Last weekend I had the pleasure (ha ha ha ha ha ha – it was wet and cold) of walking in Snowdonia for a picture. Yes, it was primarily just for one picture as it was a place we hadn’t explored before and there was apparently a gap in the clouds between 11 am and 1 pm so we used it as an exploration trip. Unfortunately, we had to park about 4 miles away and climb/hike 400 metres to our vantage point, oh and a storm with 65mph winds was due in the afternoon! So this wasn’t for the faint of heart and we had to stick to the mission at hand and not get sidetracked with otherworldy views on our journey.
Not having a path to follow, just boggy/grassy mounds to climb, meant that the going was slow as there was no point rushing and getting into trouble and missing the picture we came for. After 2 and 1/2 hours, we finally made it to the top and quickly found some vantage points where the light was breaking through the clouds; whilst not quite the shot we were after, nature didn’t fail to provide. The wind was quite ferocious and there was no way you could leave a camera unattended as the wind shook it back and forth; I’m actually amazed we got a picture which was sharp, let alone in-focus.
After a few shots and a bit of food (and a coffee or two), it was time to head back down the mountain as the storm was fast approaching. Sure enough, about a third of the way down the rain started. Getting the gear waterproofed, and then ourselves, we headed back to the car and arrived completely soaked; even in all our waterproofs, but our gear remained dry – priorities! This was followed by a quick change of clothes and making hot food in the car before heading back.

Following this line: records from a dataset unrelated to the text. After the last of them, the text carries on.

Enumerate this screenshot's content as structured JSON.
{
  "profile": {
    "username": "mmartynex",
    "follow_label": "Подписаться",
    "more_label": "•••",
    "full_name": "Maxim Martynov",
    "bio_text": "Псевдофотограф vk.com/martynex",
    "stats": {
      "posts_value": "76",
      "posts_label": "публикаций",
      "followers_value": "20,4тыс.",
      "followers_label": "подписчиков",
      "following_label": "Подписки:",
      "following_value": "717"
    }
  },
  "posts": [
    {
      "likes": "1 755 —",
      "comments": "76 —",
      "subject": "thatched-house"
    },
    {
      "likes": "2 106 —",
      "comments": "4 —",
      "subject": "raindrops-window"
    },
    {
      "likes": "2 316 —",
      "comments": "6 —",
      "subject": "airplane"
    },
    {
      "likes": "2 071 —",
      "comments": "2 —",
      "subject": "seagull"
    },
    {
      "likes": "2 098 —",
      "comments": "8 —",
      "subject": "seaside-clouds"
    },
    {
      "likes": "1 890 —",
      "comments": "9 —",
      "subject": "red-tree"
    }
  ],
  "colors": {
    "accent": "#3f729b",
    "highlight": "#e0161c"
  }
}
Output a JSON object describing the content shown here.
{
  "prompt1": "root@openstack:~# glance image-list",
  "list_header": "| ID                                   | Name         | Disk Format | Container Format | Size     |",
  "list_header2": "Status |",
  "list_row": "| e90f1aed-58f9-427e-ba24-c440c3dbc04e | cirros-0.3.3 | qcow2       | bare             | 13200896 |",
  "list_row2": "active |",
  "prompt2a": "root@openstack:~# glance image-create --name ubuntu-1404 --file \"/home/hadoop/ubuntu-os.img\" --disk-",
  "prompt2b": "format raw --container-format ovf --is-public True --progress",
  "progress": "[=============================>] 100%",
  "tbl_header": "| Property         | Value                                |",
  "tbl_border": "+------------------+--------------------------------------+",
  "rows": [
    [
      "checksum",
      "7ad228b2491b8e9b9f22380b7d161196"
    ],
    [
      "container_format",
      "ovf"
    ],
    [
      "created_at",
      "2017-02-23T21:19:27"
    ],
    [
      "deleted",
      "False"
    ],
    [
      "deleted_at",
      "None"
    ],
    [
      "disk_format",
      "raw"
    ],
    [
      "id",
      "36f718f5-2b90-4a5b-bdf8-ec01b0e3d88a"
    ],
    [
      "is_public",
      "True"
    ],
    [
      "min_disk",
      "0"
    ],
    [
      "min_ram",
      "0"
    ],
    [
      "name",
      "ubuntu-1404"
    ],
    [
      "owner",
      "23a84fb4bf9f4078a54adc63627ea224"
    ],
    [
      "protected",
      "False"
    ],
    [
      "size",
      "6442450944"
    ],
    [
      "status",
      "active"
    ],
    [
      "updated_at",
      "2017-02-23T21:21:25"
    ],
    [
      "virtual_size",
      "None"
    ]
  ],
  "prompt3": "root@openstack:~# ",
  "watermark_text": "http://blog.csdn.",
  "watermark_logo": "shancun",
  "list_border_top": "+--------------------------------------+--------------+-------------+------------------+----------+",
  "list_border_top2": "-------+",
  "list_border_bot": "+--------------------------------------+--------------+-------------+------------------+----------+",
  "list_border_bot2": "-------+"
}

One of the useful things (apart from taking the main photograph) was finding spots that would be good to return to later in the year and making notes of where the sun would be and then planning future trips.
Below is the unedited and edited photo of the day – just move the bar to see the changes.
Please note that I shoot everything as RAW with a flat profile. This is so I can get the most details from shadows and highlights and bring it back in post-production. If you take a picture with your phone or a normal camera it will automatically process it for you to what it thinks is best; I just prefer to do this myself – for obvious reasons as you’ll see below.
Video of the editing process
The final image was edited fully on the iPad Pro and below is a video of this editing process which was about 4 minutes but condensed down to 51 seconds for your viewing. It doesn’t always work out this way, with little editing, but on this occasion I felt that more detailed editing wasn’t required.